Each festive season there is some new and exotic gift option on offer as people are forever on the lookout for something different and exclusive to choose from. Among edible items while gifting of traditional Indian sweets is more or less passé, each year sees a new craze ranging from handmade designer chocolates, cupcakes, macaroons and now the latest entrant, gourmet marzipan.
These authentic gourmet marzipan pops are being crafted and retailed in India by a sixth generation Estonian marzipan maker Thea Tammeleht, who uses her family’s precious recipes passed down over generations, to craft this niche artisanal product, Nordic Kandie Magic, for the Indian and international market. Thea’s husband Thomas Abraham has an equal and significant role in Nordic Kandie as it was he who suggested that their delightful family delicacy should be shared with the world. While their flagship store is in Mumbai, they have recently made their debut in the capital, selling out of a little kiosk at the Neel Sutra bridal lounge in Khan Market.
Marzipan, as most of us know, is a confection of almond meal and sugar which is made into sweets, very often as imitations of fruits and vegetables, covered with chocolate or most commonly used as glazing for icing Christmas and wedding cakes. Although it was believed to have originated in Persia and introduced to Europe through the Turks, it became a speciality of the Baltic Sea region. Estonia, the country where Thea comes from, has a long tradition of marzipan making which is discussed in a wonderful book by Jaan Kross titled “Mart’s Bread”. It talks about the legend of marzipan, how a pharmacist’s apprentice named Mart decided to improve the taste of medicine by adding powdered almonds and sugar, since he had to taste it first given the custom of medieval Europe where pharmacists were required to taste medicines before their royal patrons just in case the potions were poisoned. The flavour of the medicine called Mart’s Bread or Mardlieb in Estonian became so popular that the dish spread all over Europe and became a much loved delicacy in countries like Italy (where it is called marzapane) France, Germany, Russia, Sweden, Austria and Hungary
Many confectionary items sold as marzipan are made from less expensive material such as soy paste and almond essence. In fact almonds are often replaced by apricot and peach kernels and in India by cashew nuts. This is where the marzipan from Nordic Kandy Magic are different as they use pure Mamra almonds imported from Iran and also keep the ratio of sugar down to 25% unlike the regular 50% ratio used in most marzipan recipes. They seem to follow the dictum “as many almonds as possible and as little sugar as necessary”. The sugar is sourced locally and is organic while the chocolate is Belgian. The edible gold and silver covering is provided by Giusto Manetti Battiloro, one of Florence’s 25 oldest companies specializing in making gold leaves and a major force in the restoration of historical monuments.
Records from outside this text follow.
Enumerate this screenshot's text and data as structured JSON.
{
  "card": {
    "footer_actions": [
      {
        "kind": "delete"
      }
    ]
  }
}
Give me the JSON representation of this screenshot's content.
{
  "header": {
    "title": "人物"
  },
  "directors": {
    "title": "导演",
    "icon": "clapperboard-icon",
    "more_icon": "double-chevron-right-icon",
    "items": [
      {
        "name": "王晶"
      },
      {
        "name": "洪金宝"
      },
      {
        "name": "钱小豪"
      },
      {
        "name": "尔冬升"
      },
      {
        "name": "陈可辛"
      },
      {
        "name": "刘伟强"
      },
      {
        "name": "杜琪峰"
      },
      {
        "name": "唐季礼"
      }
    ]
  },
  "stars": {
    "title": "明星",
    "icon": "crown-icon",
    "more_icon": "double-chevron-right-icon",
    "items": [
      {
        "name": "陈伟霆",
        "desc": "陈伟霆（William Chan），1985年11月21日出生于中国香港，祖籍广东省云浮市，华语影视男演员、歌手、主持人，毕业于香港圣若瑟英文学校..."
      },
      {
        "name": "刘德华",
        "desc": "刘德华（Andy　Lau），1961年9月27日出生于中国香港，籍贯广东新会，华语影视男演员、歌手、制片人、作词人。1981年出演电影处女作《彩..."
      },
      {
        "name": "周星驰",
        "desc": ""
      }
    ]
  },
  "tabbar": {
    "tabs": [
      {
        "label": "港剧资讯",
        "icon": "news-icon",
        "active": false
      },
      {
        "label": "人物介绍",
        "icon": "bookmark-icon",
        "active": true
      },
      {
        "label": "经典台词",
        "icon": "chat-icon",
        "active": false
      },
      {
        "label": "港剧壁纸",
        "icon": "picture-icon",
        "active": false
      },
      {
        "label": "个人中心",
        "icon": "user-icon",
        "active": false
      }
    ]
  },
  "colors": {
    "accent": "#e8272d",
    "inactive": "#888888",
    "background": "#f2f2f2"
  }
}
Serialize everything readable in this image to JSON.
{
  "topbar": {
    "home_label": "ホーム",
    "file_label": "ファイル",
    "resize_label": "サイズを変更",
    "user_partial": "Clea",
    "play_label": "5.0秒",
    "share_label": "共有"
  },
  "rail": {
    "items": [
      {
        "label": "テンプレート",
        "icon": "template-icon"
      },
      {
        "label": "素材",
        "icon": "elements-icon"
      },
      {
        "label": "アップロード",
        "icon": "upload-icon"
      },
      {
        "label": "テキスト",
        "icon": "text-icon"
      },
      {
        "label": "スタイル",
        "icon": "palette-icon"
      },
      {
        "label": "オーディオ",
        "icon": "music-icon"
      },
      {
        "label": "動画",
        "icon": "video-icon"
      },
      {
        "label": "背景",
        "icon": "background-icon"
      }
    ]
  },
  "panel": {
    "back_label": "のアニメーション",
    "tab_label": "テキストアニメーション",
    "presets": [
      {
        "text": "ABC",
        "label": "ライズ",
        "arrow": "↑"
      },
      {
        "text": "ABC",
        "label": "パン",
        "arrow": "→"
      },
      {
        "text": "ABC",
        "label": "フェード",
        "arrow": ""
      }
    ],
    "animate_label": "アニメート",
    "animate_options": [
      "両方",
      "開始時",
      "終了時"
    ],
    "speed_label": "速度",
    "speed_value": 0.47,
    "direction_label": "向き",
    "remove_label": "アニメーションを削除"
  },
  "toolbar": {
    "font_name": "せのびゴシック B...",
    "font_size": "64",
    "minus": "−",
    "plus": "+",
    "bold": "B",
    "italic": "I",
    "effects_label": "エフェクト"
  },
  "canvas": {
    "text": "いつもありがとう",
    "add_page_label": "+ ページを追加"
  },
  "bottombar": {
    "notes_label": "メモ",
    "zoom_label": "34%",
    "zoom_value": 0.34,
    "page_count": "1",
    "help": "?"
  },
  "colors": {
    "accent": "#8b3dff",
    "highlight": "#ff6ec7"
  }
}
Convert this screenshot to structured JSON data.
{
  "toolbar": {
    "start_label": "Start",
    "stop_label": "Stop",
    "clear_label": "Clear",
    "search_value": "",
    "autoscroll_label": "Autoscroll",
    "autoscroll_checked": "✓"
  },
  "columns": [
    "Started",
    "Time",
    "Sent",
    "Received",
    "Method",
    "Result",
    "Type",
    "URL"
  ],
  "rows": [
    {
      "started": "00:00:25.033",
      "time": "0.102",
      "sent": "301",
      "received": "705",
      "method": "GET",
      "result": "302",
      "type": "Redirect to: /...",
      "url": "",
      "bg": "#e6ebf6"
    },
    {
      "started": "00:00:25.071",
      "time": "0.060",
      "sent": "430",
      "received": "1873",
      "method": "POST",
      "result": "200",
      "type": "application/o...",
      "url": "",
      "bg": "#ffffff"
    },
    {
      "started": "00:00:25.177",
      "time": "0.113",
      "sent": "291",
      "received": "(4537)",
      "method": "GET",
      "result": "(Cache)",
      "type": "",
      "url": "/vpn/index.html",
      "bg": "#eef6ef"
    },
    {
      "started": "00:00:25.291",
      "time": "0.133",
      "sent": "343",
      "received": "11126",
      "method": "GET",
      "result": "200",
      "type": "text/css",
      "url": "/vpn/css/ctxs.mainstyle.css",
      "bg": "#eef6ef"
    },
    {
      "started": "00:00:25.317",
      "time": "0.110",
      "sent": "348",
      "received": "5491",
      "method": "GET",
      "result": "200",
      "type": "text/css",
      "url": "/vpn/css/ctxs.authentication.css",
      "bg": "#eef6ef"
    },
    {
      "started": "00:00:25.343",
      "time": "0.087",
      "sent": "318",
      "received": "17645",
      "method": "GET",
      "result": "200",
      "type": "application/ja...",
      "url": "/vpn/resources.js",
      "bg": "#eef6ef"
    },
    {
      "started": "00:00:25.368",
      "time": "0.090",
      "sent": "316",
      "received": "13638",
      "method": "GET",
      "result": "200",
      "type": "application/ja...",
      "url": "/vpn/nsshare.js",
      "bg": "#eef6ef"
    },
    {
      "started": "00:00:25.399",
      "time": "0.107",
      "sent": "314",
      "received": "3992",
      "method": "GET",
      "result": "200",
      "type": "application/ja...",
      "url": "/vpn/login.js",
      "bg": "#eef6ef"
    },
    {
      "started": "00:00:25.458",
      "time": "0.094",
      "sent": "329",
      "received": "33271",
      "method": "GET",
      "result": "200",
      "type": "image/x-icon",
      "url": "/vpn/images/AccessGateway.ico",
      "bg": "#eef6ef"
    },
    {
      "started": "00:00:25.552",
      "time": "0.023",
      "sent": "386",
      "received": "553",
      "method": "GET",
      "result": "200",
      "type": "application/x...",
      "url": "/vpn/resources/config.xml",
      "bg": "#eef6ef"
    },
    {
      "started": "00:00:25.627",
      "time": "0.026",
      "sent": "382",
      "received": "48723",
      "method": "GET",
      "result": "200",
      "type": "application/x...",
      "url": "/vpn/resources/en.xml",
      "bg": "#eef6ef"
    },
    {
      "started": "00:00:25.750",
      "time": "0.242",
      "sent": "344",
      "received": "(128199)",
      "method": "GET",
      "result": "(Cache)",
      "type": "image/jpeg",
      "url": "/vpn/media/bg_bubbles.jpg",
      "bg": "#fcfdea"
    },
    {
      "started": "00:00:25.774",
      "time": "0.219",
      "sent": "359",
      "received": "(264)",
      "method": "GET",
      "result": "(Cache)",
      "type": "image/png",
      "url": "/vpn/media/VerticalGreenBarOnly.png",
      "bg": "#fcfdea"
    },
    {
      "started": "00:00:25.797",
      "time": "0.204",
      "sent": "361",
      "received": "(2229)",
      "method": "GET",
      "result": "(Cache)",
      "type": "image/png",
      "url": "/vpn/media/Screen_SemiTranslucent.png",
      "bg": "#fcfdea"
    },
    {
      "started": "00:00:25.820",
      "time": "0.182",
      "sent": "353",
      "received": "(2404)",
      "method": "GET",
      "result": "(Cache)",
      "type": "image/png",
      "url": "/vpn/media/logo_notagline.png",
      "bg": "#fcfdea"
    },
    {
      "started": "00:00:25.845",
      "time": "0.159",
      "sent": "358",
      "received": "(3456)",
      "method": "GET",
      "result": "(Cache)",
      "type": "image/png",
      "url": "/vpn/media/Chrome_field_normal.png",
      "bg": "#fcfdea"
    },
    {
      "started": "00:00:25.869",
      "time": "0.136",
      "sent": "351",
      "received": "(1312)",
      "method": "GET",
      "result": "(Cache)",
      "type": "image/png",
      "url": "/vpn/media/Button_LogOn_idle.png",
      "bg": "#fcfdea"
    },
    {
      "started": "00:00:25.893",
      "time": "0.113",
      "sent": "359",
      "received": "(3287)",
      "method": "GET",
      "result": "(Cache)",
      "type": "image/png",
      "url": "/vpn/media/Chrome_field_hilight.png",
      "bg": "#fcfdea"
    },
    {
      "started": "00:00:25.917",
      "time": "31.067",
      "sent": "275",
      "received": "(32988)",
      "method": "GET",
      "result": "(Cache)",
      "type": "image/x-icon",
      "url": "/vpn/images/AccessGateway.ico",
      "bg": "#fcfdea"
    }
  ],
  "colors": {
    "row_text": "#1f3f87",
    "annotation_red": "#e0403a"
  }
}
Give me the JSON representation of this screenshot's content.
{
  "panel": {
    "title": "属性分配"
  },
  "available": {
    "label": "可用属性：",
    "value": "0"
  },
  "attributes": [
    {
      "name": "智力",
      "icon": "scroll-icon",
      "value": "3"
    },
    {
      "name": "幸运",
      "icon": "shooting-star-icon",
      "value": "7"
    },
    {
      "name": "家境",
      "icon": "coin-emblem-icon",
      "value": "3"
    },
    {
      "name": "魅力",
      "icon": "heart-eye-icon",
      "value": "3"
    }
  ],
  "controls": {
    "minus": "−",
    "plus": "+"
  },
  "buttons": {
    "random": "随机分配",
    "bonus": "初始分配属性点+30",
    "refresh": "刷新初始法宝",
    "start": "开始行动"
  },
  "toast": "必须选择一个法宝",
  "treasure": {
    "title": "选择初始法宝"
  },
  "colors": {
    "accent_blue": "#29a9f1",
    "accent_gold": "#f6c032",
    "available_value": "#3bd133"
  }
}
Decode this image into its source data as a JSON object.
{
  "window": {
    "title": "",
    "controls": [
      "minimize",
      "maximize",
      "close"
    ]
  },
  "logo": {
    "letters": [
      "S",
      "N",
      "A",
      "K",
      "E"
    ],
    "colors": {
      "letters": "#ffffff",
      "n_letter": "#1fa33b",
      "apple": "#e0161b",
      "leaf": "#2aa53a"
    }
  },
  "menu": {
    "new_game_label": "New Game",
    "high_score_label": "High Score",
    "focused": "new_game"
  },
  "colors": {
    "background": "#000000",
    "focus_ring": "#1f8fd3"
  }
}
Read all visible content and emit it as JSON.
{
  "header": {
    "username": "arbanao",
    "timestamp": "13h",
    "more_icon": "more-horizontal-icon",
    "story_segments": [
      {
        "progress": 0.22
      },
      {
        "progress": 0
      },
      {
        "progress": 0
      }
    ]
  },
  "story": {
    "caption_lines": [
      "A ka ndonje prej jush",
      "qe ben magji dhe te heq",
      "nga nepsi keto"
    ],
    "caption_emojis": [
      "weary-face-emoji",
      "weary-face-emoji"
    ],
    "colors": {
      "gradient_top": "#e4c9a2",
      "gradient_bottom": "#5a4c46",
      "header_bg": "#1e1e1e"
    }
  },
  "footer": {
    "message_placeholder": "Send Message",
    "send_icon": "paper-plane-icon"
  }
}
All these factors go into making the cost of a single Kandie pop slightly high, at Rs 205 for the chocolate, Rs 300 for those covered with Silver foil and Rs 350 for ones with the gold foil. But then gourmet luxury does come at a cost.
There are 16 flavours of marzipan available, eleven of which are from the original European brand, Almond, Chocolate, Orange, Strawberry, Raspberry-lemon, Mint, Cherry, Blackcurrant, Green apple, Peanut butter and Lychee. Five new flavours like Anjeer, Chilli-mango, Nutmeg, Cardamom-rose and Cinnanon have been created especially for the Indian market with the help of Chef Vicky Ratnani. They come in very attractive electric blue boxes of 2, 4, 6, 12 and 18 pieces which one can customize according to one’s taste and budget. These can be ordered on their website NordicKandieMagic.com or on Whats App +91 9699641112.
It is said that almonds are good for the brain as they contain lecithin which according to modern chemistry stimulates nerve cells. So go ahead and pop one of these handcrafted luxuries into your mouth. But be warned of excessive consumption because of the calories it contains.